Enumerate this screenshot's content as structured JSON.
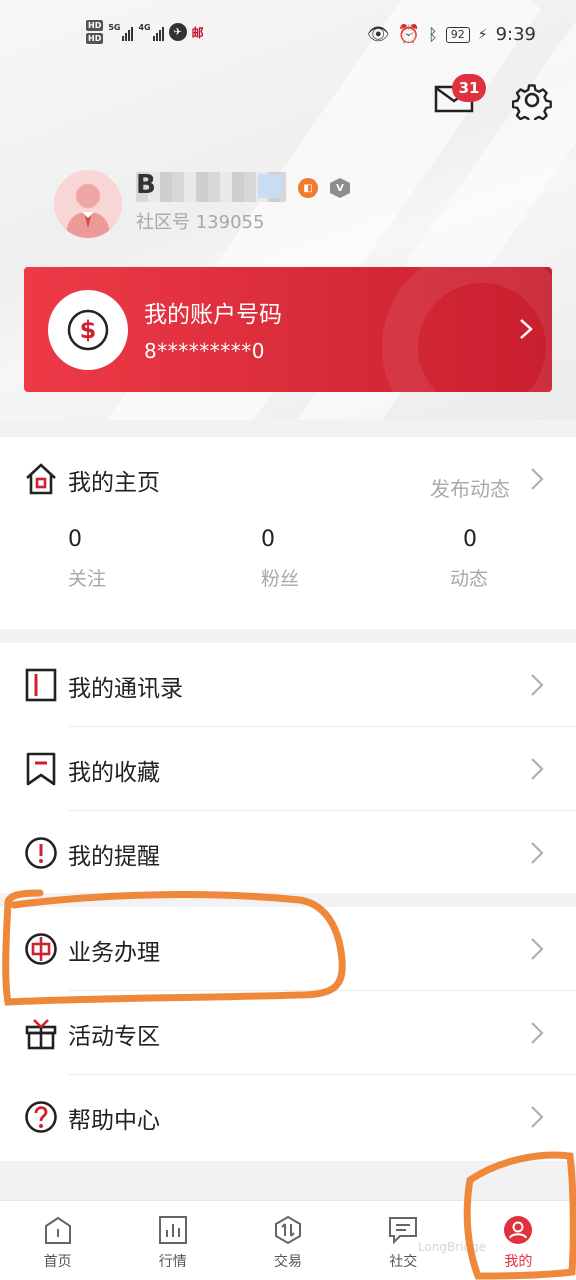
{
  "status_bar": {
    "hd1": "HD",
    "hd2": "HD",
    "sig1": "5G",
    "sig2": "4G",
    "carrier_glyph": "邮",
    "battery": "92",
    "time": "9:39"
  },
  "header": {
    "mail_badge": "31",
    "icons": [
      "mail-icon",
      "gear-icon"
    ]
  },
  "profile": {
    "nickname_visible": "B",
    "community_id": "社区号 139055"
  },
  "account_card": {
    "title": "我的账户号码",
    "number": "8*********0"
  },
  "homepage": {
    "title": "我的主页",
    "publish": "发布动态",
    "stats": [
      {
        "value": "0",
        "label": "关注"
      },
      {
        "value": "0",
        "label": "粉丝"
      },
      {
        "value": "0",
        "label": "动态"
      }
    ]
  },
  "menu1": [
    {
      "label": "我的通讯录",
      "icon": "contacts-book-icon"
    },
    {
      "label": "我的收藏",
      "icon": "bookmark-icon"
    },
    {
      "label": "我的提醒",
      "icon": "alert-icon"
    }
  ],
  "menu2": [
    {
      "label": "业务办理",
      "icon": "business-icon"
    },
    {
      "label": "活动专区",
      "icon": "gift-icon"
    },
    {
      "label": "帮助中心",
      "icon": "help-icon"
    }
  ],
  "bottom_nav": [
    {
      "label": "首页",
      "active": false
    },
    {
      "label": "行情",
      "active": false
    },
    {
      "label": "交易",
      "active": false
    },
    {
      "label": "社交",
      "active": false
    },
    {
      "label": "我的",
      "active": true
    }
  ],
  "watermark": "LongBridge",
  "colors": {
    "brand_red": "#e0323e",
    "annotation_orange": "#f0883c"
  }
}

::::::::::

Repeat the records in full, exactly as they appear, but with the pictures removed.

## Answer for this exercise
Enumerate this screenshot's content as structured JSON.
{
  "status_bar": {
    "hd1": "HD",
    "hd2": "HD",
    "sig1": "5G",
    "sig2": "4G",
    "carrier_glyph": "邮",
    "battery": "92",
    "time": "9:39"
  },
  "header": {
    "mail_badge": "31",
    "icons": [
      "mail-icon",
      "gear-icon"
    ]
  },
  "profile": {
    "nickname_visible": "B",
    "community_id": "社区号 139055"
  },
  "account_card": {
    "title": "我的账户号码",
    "number": "8*********0"
  },
  "homepage": {
    "title": "我的主页",
    "publish": "发布动态",
    "stats": [
      {
        "value": "0",
        "label": "关注"
      },
      {
        "value": "0",
        "label": "粉丝"
      },
      {
        "value": "0",
        "label": "动态"
      }
    ]
  },
  "menu1": [
    {
      "label": "我的通讯录",
      "icon": "contacts-book-icon"
    },
    {
      "label": "我的收藏",
      "icon": "bookmark-icon"
    },
    {
      "label": "我的提醒",
      "icon": "alert-icon"
    }
  ],
  "menu2": [
    {
      "label": "业务办理",
      "icon": "business-icon"
    },
    {
      "label": "活动专区",
      "icon": "gift-icon"
    },
    {
      "label": "帮助中心",
      "icon": "help-icon"
    }
  ],
  "bottom_nav": [
    {
      "label": "首页",
      "active": false
    },
    {
      "label": "行情",
      "active": false
    },
    {
      "label": "交易",
      "active": false
    },
    {
      "label": "社交",
      "active": false
    },
    {
      "label": "我的",
      "active": true
    }
  ],
  "watermark": "LongBridge",
  "colors": {
    "brand_red": "#e0323e",
    "annotation_orange": "#f0883c"
  }
}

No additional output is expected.